Approaches to Beach Erosion • Hard Stabilization – putting hard structures on the beach to slow erosion • Groins – rocks put on the beach perpendicular to the shoreline • Jetties – rocks put on either side of an inlet or boat channel, parallel to the channel and perpendicular to the shoreline. • Groins and Jetties are not perfect solutions, upstream may work okay in trapping sand, but on the downstream beach it can cause erosion to happen even faster. • Seawalls – are built parallel to the shoreline and reflect waves at an angle downward. • This is the most drastic action taken – rigid masses of rock or concrete, considered irreversible because beach in front of wall will disappear, eventually another wall will have to be built behind it when the first one collapses and is left as rubble in the surf – unsightly and hazardous! Vital processes of sand sharing, overwash sedimentaion, and island migration are brought to an abrupt halt!

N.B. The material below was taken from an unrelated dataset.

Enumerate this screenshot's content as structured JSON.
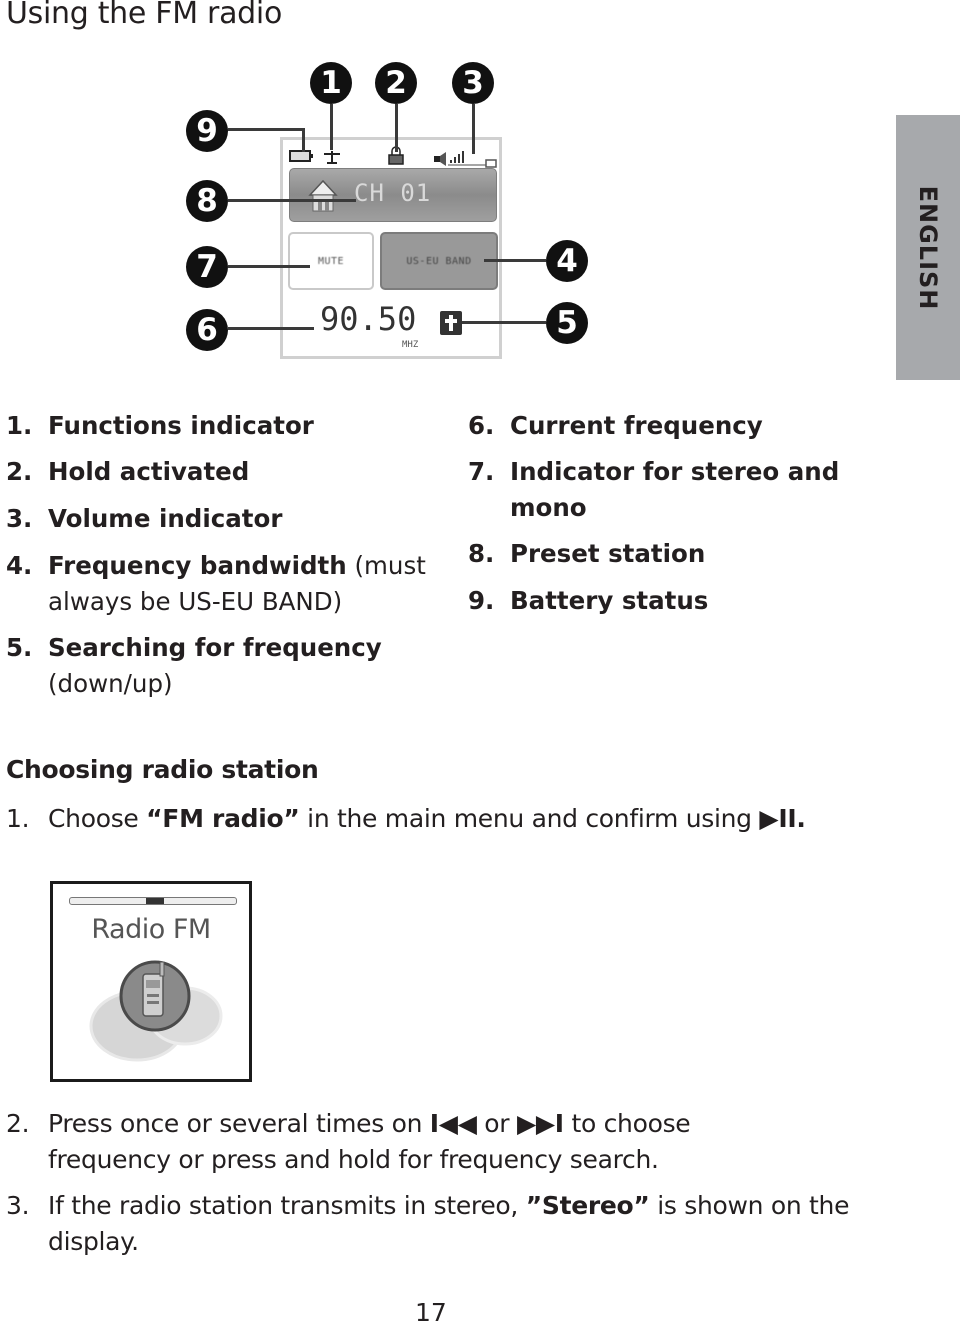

Beach Replenishment– putting sand back on the recreational beach. • -This has a short life span since the sand on the recreational beach will be taken back out to the continental shelf becoming part of the “underwater beach system” • -$$$ Expensive process • -Continuous process • Moving – move houses back as the shoreline approaches! • NO EASY ANSWERS!!!

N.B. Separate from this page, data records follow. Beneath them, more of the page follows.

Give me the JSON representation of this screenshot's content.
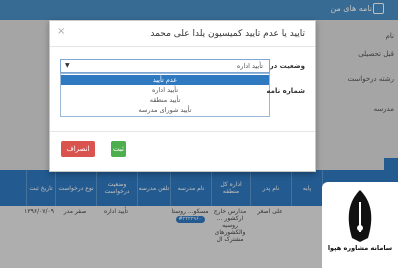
{
  "background": {
    "header_title": "نامه های من",
    "side_labels": [
      "نام",
      "قبل تحصیلی",
      "رشته درخواست",
      "مدرسه"
    ],
    "table_headers": [
      "تاریخ ثبت",
      "نوع درخواست",
      "وضعیت درخواست",
      "تلفن مدرسه",
      "نام مدرسه",
      "اداره کل منطقه",
      "نام پدر",
      "پایه",
      "نام"
    ],
    "row": {
      "date": "۱۳۹۶/۰۷/۰۹",
      "type": "صفر مدر",
      "status": "تأیید اداره",
      "school": "مسکو... روستا",
      "school_badge": "#۲۲۲۲۹۶۰",
      "office": "مدارس خارج ارکشور ... روسیه والکشورهای مشترک ال",
      "father": "علی اصغر",
      "grade": "",
      "name": "علی"
    }
  },
  "modal": {
    "title": "تایید یا عدم تایید کمیسیون یلدا علی محمد",
    "close": "×",
    "status_label": "وضعیت درخواست",
    "status_value": "تأیید اداره",
    "options": [
      "عدم تأیید",
      "تأیید اداره",
      "تأیید منطقه",
      "تأیید شورای مدرسه"
    ],
    "selected_index": 0,
    "letter_label": "شماره نامه",
    "save_label": "ثبت",
    "cancel_label": "انصراف"
  },
  "watermark": {
    "brand": "سامانه مشاوره هپوا"
  },
  "colors": {
    "primary": "#2f79c0",
    "success": "#4cae4c",
    "danger": "#d9534f"
  }
}
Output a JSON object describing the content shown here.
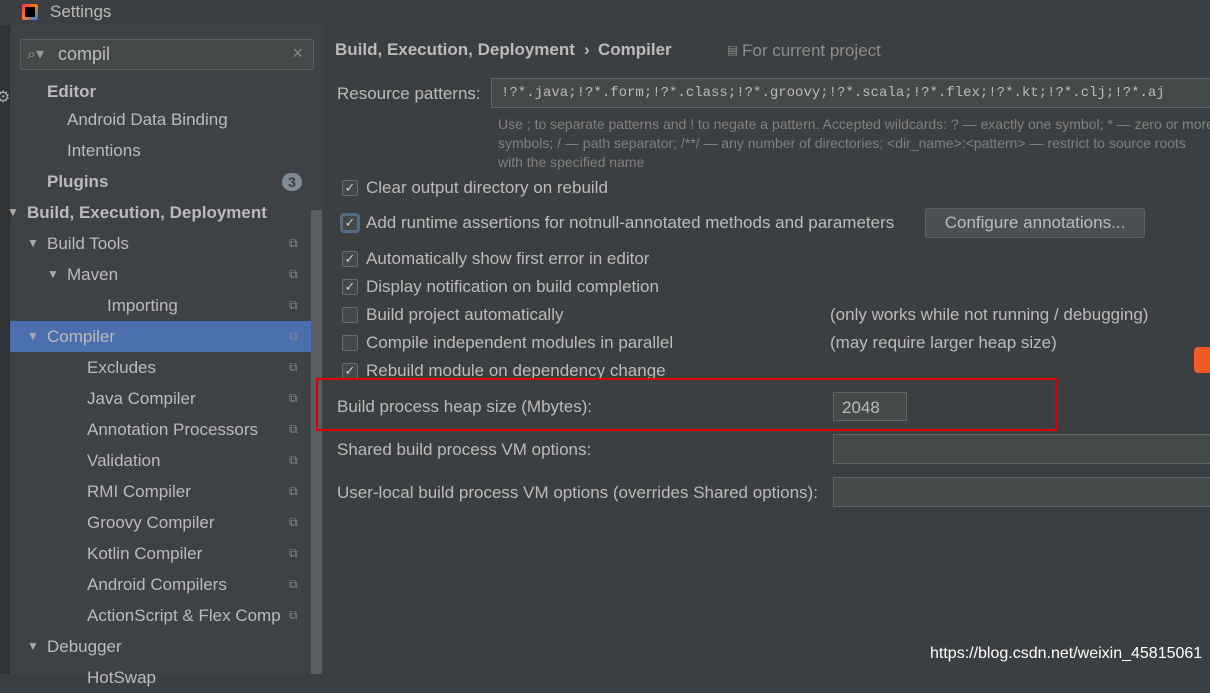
{
  "window": {
    "title": "Settings"
  },
  "search": {
    "value": "compil"
  },
  "sidebar": {
    "items": [
      {
        "label": "Editor",
        "bold": true
      },
      {
        "label": "Android Data Binding"
      },
      {
        "label": "Intentions"
      },
      {
        "label": "Plugins",
        "bold": true,
        "badge": "3"
      },
      {
        "label": "Build, Execution, Deployment",
        "bold": true,
        "expanded": true
      },
      {
        "label": "Build Tools",
        "expanded": true
      },
      {
        "label": "Maven",
        "expanded": true
      },
      {
        "label": "Importing"
      },
      {
        "label": "Compiler",
        "expanded": true,
        "selected": true
      },
      {
        "label": "Excludes"
      },
      {
        "label": "Java Compiler"
      },
      {
        "label": "Annotation Processors"
      },
      {
        "label": "Validation"
      },
      {
        "label": "RMI Compiler"
      },
      {
        "label": "Groovy Compiler"
      },
      {
        "label": "Kotlin Compiler"
      },
      {
        "label": "Android Compilers"
      },
      {
        "label": "ActionScript & Flex Comp"
      },
      {
        "label": "Debugger",
        "expanded": true
      },
      {
        "label": "HotSwap"
      }
    ]
  },
  "header": {
    "breadcrumb_parent": "Build, Execution, Deployment",
    "separator": "›",
    "breadcrumb_current": "Compiler",
    "scope": "For current project"
  },
  "resource": {
    "label": "Resource patterns:",
    "value": "!?*.java;!?*.form;!?*.class;!?*.groovy;!?*.scala;!?*.flex;!?*.kt;!?*.clj;!?*.aj",
    "help1": "Use ; to separate patterns and ! to negate a pattern. Accepted wildcards: ? — exactly one symbol; * — zero or more",
    "help2": "symbols; / — path separator; /**/ — any number of directories; <dir_name>:<pattern> — restrict to source roots",
    "help3": "with the specified name"
  },
  "options": [
    {
      "label": "Clear output directory on rebuild",
      "checked": true
    },
    {
      "label": "Add runtime assertions for notnull-annotated methods and parameters",
      "checked": true
    },
    {
      "label": "Automatically show first error in editor",
      "checked": true
    },
    {
      "label": "Display notification on build completion",
      "checked": true
    },
    {
      "label": "Build project automatically",
      "checked": false,
      "note": "(only works while not running / debugging)"
    },
    {
      "label": "Compile independent modules in parallel",
      "checked": false,
      "note": "(may require larger heap size)"
    },
    {
      "label": "Rebuild module on dependency change",
      "checked": true
    }
  ],
  "configure_button": "Configure annotations...",
  "heap": {
    "label": "Build process heap size (Mbytes):",
    "value": "2048"
  },
  "shared_vm": {
    "label": "Shared build process VM options:",
    "value": ""
  },
  "user_vm": {
    "label": "User-local build process VM options (overrides Shared options):",
    "value": ""
  },
  "watermark": "https://blog.csdn.net/weixin_45815061",
  "colors": {
    "background": "#3c3f41",
    "selection": "#4b6eaf",
    "highlight_box": "#e00000"
  }
}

Values of Barrier Islands -It is a barrier to the mainland against storms, erosion, etc. -Nesting sites for many shore birds and turtles -Recreational C.C. Lockwood
Pressures on Barrier Islands -Development – destruction of dunes, erosion, severe hurricane damage and destruction of nesting grounds for shorebirds and sea turtles -Coastal Population growth – some positives – economic growth, jobs, tax profits; negatives – less habitat for wildlife, less nesting ground, decreased water quality, more trash, nonpoint source pollution, etc. I.A. Mendelssohn
MANAGEMENT EFFORTS -Coastal Barrier Resources Act of 1982 -designed to discourage overdevelopment of coastal barriers along the Atlantic and Gulf Coasts -the PURPOSE – 1. minimize loss of human life 2. reduce wasteful expenditure of federal revenues 3. reduce damage to fish and wildlife habitat and other natural resources -This act states that federal flood insurance and federal assistance for construction of sewer systems, highways, water supply systems, airports, bridges, and jetties will not be provided for coastal barrier islands.
1. Sand moving through the system follows the natural path along the beach to the edge of the ebb tidal delta, destined for Dauphin Island beaches. 2 The sand trap The movement of sand has been interrupted by the deepened shipping channel that serves Mobile Bay. Because of that, some scientists say parts of Dauphin Island are suffering from chronic erosion 2.But the trip is cut short when the sand falls into the man-made shipping channel, trapped in water too deep for the wave-driven system to reach it.